* _SOURCE MATERIAL_
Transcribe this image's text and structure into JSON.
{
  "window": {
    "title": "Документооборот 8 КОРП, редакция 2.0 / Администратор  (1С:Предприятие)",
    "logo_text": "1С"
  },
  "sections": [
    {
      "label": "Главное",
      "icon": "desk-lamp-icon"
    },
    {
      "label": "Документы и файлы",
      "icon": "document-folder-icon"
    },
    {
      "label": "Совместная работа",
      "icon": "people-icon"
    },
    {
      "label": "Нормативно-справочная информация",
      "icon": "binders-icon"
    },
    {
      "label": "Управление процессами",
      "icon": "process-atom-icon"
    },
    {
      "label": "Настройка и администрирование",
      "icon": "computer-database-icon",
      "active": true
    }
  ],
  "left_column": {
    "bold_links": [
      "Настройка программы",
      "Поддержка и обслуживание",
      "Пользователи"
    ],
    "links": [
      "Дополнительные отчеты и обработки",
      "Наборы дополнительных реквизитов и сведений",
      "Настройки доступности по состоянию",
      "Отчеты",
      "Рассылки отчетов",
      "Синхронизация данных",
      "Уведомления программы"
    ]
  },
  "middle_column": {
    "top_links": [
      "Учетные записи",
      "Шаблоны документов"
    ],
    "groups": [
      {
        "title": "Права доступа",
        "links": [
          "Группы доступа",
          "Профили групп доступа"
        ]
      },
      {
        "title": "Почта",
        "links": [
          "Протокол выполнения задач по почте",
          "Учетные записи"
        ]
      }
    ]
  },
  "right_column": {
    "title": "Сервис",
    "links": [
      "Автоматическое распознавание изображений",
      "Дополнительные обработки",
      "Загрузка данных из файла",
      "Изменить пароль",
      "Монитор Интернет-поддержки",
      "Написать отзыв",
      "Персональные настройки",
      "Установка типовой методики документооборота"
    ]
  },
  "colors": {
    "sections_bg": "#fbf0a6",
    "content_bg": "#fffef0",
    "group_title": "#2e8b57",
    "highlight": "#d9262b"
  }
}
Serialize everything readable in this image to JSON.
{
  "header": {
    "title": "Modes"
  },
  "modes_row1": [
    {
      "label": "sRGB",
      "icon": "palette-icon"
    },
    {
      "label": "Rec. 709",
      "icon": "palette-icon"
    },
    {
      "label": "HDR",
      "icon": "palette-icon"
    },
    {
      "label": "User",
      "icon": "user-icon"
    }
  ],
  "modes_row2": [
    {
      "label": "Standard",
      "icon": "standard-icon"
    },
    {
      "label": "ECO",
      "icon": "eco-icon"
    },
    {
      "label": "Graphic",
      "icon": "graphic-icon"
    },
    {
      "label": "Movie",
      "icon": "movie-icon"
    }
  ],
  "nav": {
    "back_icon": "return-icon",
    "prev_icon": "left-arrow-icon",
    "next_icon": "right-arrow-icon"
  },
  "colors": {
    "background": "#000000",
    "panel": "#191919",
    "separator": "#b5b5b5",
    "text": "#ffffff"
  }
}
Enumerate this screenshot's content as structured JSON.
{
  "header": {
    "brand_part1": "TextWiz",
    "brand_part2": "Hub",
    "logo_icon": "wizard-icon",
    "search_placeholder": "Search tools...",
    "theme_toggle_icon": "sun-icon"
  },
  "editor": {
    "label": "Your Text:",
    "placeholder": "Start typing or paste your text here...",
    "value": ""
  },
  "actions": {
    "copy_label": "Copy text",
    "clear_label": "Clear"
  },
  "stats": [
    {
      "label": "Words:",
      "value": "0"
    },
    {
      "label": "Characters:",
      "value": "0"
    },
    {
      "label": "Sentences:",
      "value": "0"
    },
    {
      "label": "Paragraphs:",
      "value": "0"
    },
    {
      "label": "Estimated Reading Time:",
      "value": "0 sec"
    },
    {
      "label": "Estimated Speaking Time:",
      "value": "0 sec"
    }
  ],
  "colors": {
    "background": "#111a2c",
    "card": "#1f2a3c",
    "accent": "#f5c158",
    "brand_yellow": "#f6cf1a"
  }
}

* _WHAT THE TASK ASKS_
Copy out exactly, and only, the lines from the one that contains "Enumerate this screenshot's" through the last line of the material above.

* _RESULT FOR THIS EXERCISE_
Enumerate this screenshot's content as structured JSON.
{
  "header": {
    "brand_part1": "TextWiz",
    "brand_part2": "Hub",
    "logo_icon": "wizard-icon",
    "search_placeholder": "Search tools...",
    "theme_toggle_icon": "sun-icon"
  },
  "editor": {
    "label": "Your Text:",
    "placeholder": "Start typing or paste your text here...",
    "value": ""
  },
  "actions": {
    "copy_label": "Copy text",
    "clear_label": "Clear"
  },
  "stats": [
    {
      "label": "Words:",
      "value": "0"
    },
    {
      "label": "Characters:",
      "value": "0"
    },
    {
      "label": "Sentences:",
      "value": "0"
    },
    {
      "label": "Paragraphs:",
      "value": "0"
    },
    {
      "label": "Estimated Reading Time:",
      "value": "0 sec"
    },
    {
      "label": "Estimated Speaking Time:",
      "value": "0 sec"
    }
  ],
  "colors": {
    "background": "#111a2c",
    "card": "#1f2a3c",
    "accent": "#f5c158",
    "brand_yellow": "#f6cf1a"
  }
}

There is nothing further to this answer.